Report how many lines of the listing include the word "Quality"; nothing else should be written.

== Exercise data ==

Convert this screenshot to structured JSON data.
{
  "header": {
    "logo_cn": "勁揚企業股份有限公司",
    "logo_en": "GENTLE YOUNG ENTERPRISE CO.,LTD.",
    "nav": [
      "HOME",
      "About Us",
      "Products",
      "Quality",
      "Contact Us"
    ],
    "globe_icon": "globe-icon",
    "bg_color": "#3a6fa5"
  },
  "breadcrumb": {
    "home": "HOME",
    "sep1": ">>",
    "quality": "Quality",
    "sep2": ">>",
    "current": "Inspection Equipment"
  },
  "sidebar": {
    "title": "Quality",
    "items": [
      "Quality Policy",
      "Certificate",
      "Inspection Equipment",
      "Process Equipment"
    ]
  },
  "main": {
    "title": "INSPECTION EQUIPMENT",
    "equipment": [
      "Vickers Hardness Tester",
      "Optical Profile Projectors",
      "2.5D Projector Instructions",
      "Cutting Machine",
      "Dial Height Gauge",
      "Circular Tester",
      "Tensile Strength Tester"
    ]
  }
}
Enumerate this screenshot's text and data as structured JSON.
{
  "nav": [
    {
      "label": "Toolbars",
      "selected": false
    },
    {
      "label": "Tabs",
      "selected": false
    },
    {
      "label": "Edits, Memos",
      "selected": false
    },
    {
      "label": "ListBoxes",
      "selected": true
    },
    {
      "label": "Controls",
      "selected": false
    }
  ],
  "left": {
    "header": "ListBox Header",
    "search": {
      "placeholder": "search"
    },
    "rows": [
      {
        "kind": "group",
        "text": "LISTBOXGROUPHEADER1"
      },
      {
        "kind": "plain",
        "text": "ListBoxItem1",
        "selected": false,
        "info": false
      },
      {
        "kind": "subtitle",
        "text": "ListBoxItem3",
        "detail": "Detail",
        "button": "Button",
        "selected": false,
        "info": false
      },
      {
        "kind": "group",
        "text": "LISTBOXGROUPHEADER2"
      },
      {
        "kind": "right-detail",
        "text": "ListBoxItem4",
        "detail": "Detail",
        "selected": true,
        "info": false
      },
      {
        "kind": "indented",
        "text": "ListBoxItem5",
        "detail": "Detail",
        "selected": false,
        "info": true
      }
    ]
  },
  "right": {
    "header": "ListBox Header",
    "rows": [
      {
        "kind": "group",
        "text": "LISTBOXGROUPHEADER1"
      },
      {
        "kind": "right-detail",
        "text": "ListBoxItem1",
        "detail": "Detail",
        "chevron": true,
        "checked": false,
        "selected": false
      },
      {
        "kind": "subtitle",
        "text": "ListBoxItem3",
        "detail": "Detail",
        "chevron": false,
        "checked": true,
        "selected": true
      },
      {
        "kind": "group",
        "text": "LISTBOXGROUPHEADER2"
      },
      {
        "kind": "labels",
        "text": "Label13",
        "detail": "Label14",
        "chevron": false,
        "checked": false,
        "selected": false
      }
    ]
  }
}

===

- **Finished task**:
4